Without carrying over a single picture, write out the records below exactly.

═════ Records ═════

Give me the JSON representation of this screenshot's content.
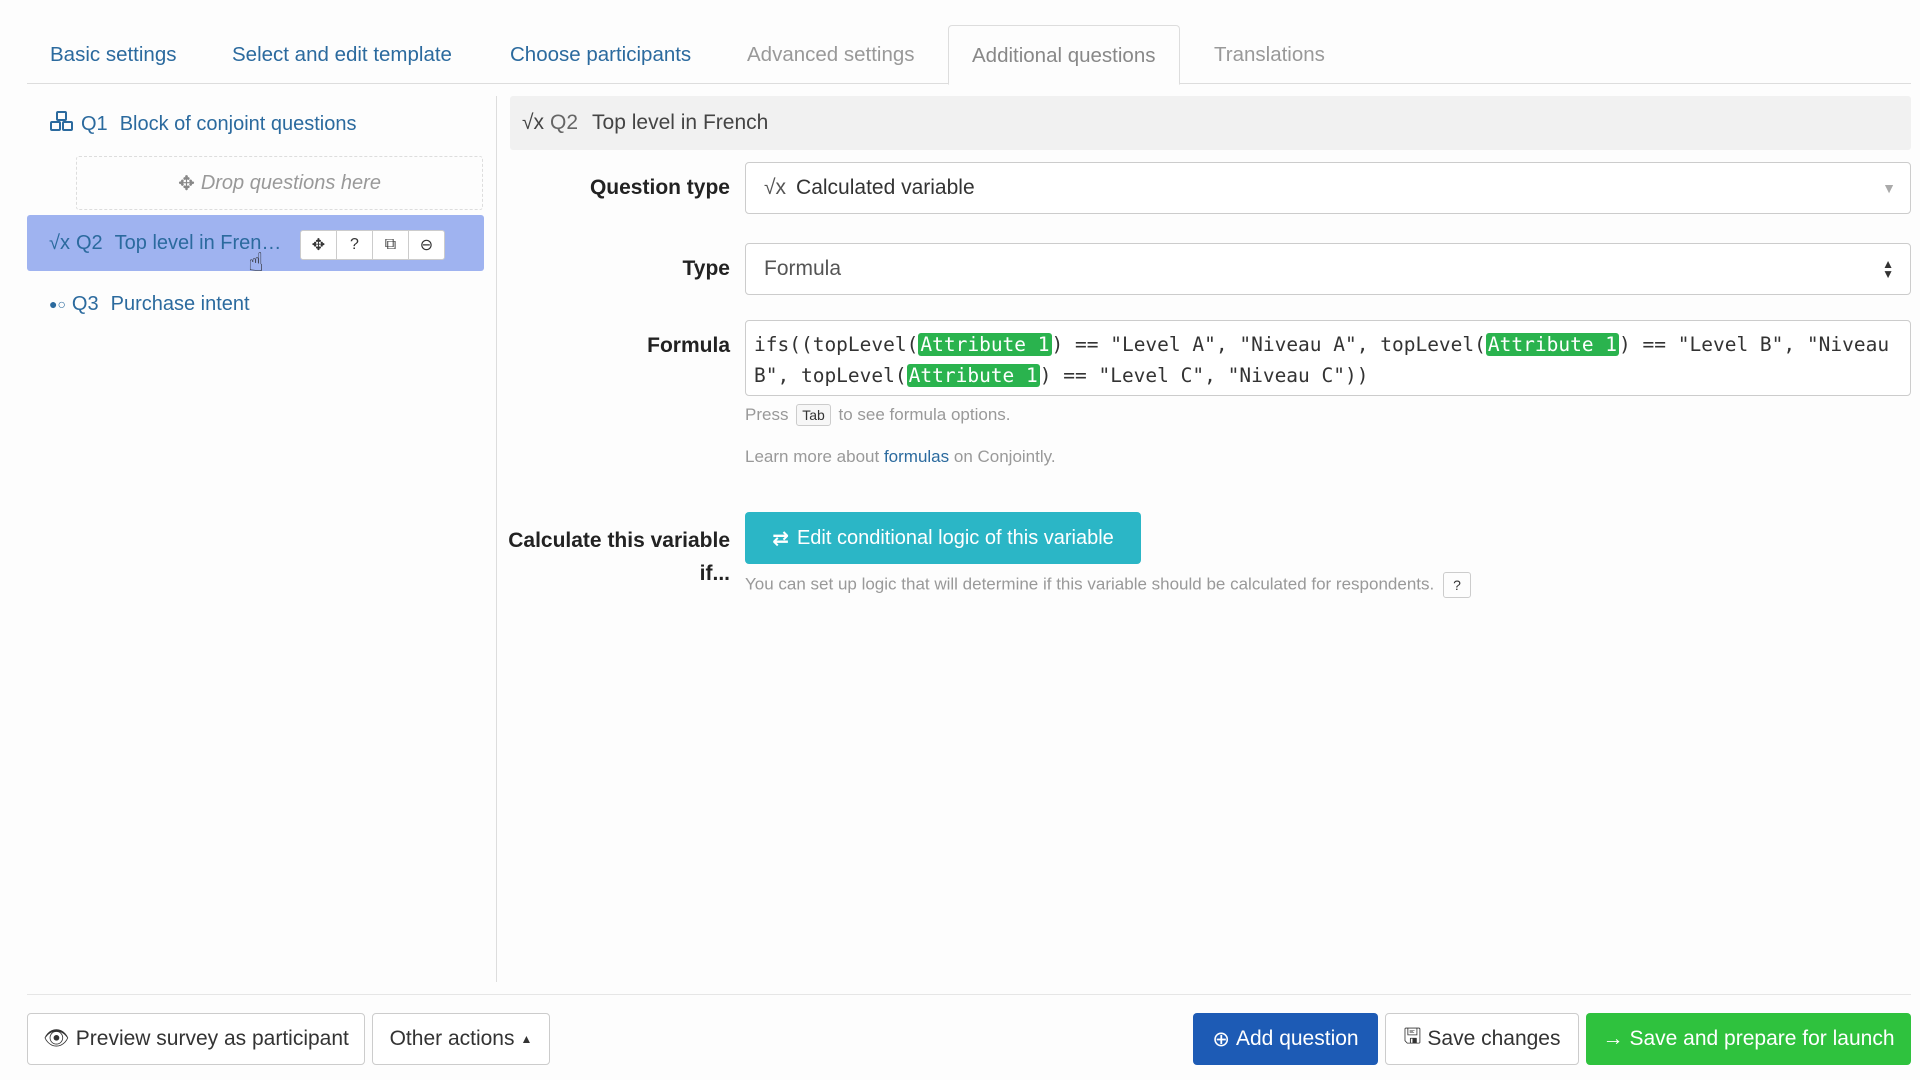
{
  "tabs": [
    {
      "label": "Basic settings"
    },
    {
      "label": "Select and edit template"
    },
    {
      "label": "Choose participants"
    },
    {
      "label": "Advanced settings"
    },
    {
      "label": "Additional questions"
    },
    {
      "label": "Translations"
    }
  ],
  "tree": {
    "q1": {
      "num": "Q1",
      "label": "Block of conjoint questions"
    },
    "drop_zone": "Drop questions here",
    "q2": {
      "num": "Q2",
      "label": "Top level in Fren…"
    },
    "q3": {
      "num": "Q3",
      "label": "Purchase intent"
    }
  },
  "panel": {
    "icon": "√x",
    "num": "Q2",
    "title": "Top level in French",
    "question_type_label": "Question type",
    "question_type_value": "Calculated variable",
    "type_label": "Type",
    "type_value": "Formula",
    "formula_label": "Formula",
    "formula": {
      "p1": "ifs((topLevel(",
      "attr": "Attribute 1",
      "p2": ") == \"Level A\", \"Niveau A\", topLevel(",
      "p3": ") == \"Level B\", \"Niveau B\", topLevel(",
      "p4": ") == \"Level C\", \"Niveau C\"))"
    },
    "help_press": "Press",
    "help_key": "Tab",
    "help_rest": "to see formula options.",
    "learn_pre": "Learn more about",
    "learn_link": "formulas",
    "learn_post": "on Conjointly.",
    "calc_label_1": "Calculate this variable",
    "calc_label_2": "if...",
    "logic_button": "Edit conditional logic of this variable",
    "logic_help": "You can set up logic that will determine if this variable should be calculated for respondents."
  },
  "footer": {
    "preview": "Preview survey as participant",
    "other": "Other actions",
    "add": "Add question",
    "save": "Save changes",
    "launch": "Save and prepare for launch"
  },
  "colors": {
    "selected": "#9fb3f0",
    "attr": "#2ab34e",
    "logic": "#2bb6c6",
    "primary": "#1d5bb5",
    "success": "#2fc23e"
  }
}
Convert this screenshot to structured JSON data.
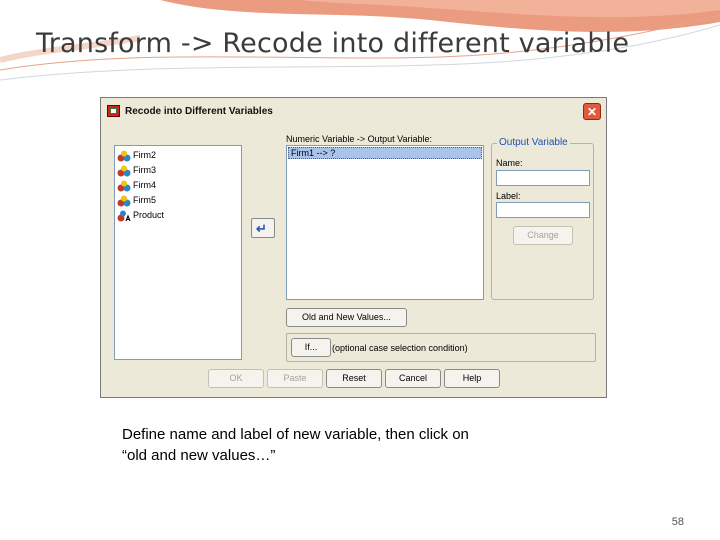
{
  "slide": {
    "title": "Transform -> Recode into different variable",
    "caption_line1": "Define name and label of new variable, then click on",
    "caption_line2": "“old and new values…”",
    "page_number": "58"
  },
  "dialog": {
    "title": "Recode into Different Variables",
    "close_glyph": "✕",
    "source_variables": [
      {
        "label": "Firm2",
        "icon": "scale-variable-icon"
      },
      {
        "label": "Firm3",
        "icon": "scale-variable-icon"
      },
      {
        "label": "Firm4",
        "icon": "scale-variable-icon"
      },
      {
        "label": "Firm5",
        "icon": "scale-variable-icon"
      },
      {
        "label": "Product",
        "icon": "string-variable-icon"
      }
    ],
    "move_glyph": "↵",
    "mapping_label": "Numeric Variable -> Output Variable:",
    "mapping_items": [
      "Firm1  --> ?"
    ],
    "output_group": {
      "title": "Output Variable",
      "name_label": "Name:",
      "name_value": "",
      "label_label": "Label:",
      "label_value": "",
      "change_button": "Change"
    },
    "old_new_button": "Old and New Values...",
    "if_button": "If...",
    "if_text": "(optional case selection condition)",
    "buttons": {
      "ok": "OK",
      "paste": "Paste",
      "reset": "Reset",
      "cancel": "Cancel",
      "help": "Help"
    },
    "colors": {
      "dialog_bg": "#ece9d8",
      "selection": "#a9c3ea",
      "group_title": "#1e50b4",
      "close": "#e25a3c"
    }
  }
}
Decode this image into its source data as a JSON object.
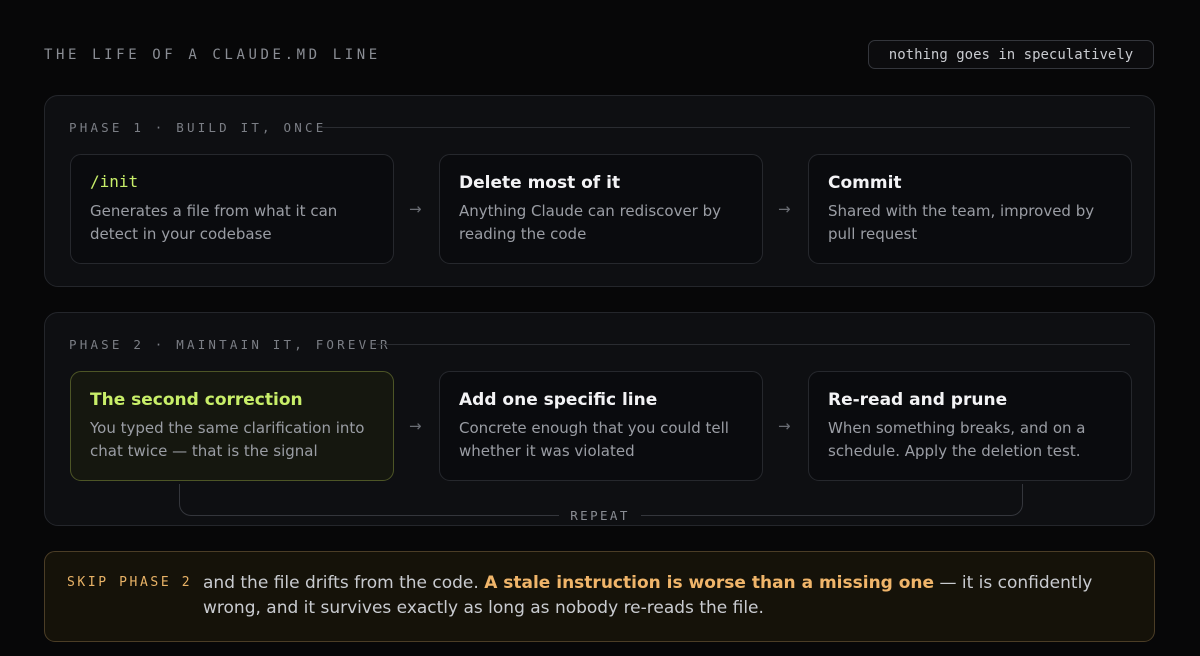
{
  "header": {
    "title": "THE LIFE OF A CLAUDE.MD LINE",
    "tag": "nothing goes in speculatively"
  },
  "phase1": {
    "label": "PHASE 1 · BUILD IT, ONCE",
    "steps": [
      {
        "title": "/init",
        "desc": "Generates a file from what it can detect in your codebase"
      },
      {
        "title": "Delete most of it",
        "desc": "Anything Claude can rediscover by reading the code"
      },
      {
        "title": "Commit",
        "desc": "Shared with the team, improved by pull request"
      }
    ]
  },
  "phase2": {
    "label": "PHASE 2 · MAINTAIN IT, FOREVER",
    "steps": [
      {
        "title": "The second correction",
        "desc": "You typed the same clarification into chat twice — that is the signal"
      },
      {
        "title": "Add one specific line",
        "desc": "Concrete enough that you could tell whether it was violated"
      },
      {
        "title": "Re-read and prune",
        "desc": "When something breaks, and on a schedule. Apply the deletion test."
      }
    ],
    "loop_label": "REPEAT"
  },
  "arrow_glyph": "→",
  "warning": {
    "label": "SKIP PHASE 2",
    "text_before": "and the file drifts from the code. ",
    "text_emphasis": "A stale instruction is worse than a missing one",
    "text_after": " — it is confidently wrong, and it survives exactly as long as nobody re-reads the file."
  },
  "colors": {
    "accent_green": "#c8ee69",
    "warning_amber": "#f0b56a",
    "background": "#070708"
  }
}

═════

### Response
Give me the JSON representation of this screenshot's content.
{
  "tabs": [
    {
      "label": "Basic settings"
    },
    {
      "label": "Select and edit template"
    },
    {
      "label": "Choose participants"
    },
    {
      "label": "Advanced settings"
    },
    {
      "label": "Additional questions"
    },
    {
      "label": "Translations"
    }
  ],
  "tree": {
    "q1": {
      "num": "Q1",
      "label": "Block of conjoint questions"
    },
    "drop_zone": "Drop questions here",
    "q2": {
      "num": "Q2",
      "label": "Top level in Fren…"
    },
    "q3": {
      "num": "Q3",
      "label": "Purchase intent"
    }
  },
  "panel": {
    "icon": "√x",
    "num": "Q2",
    "title": "Top level in French",
    "question_type_label": "Question type",
    "question_type_value": "Calculated variable",
    "type_label": "Type",
    "type_value": "Formula",
    "formula_label": "Formula",
    "formula": {
      "p1": "ifs((topLevel(",
      "attr": "Attribute 1",
      "p2": ") == \"Level A\", \"Niveau A\", topLevel(",
      "p3": ") == \"Level B\", \"Niveau B\", topLevel(",
      "p4": ") == \"Level C\", \"Niveau C\"))"
    },
    "help_press": "Press",
    "help_key": "Tab",
    "help_rest": "to see formula options.",
    "learn_pre": "Learn more about",
    "learn_link": "formulas",
    "learn_post": "on Conjointly.",
    "calc_label_1": "Calculate this variable",
    "calc_label_2": "if...",
    "logic_button": "Edit conditional logic of this variable",
    "logic_help": "You can set up logic that will determine if this variable should be calculated for respondents."
  },
  "footer": {
    "preview": "Preview survey as participant",
    "other": "Other actions",
    "add": "Add question",
    "save": "Save changes",
    "launch": "Save and prepare for launch"
  },
  "colors": {
    "selected": "#9fb3f0",
    "attr": "#2ab34e",
    "logic": "#2bb6c6",
    "primary": "#1d5bb5",
    "success": "#2fc23e"
  }
}
Convert this screenshot to structured JSON data.
{
  "slide": {
    "title": "Transform -> Recode into different variable",
    "caption_line1": "Define name and label of new variable, then click on",
    "caption_line2": "“old and new values…”",
    "page_number": "58"
  },
  "dialog": {
    "title": "Recode into Different Variables",
    "close_glyph": "✕",
    "source_variables": [
      {
        "label": "Firm2",
        "icon": "scale-variable-icon"
      },
      {
        "label": "Firm3",
        "icon": "scale-variable-icon"
      },
      {
        "label": "Firm4",
        "icon": "scale-variable-icon"
      },
      {
        "label": "Firm5",
        "icon": "scale-variable-icon"
      },
      {
        "label": "Product",
        "icon": "string-variable-icon"
      }
    ],
    "move_glyph": "↵",
    "mapping_label": "Numeric Variable -> Output Variable:",
    "mapping_items": [
      "Firm1  --> ?"
    ],
    "output_group": {
      "title": "Output Variable",
      "name_label": "Name:",
      "name_value": "",
      "label_label": "Label:",
      "label_value": "",
      "change_button": "Change"
    },
    "old_new_button": "Old and New Values...",
    "if_button": "If...",
    "if_text": "(optional case selection condition)",
    "buttons": {
      "ok": "OK",
      "paste": "Paste",
      "reset": "Reset",
      "cancel": "Cancel",
      "help": "Help"
    },
    "colors": {
      "dialog_bg": "#ece9d8",
      "selection": "#a9c3ea",
      "group_title": "#1e50b4",
      "close": "#e25a3c"
    }
  }
}
Decode this image into its source data as a JSON object.
{
  "header": {
    "title": "THE LIFE OF A CLAUDE.MD LINE",
    "tag": "nothing goes in speculatively"
  },
  "phase1": {
    "label": "PHASE 1 · BUILD IT, ONCE",
    "steps": [
      {
        "title": "/init",
        "desc": "Generates a file from what it can detect in your codebase"
      },
      {
        "title": "Delete most of it",
        "desc": "Anything Claude can rediscover by reading the code"
      },
      {
        "title": "Commit",
        "desc": "Shared with the team, improved by pull request"
      }
    ]
  },
  "phase2": {
    "label": "PHASE 2 · MAINTAIN IT, FOREVER",
    "steps": [
      {
        "title": "The second correction",
        "desc": "You typed the same clarification into chat twice — that is the signal"
      },
      {
        "title": "Add one specific line",
        "desc": "Concrete enough that you could tell whether it was violated"
      },
      {
        "title": "Re-read and prune",
        "desc": "When something breaks, and on a schedule. Apply the deletion test."
      }
    ],
    "loop_label": "REPEAT"
  },
  "arrow_glyph": "→",
  "warning": {
    "label": "SKIP PHASE 2",
    "text_before": "and the file drifts from the code. ",
    "text_emphasis": "A stale instruction is worse than a missing one",
    "text_after": " — it is confidently wrong, and it survives exactly as long as nobody re-reads the file."
  },
  "colors": {
    "accent_green": "#c8ee69",
    "warning_amber": "#f0b56a",
    "background": "#070708"
  }
}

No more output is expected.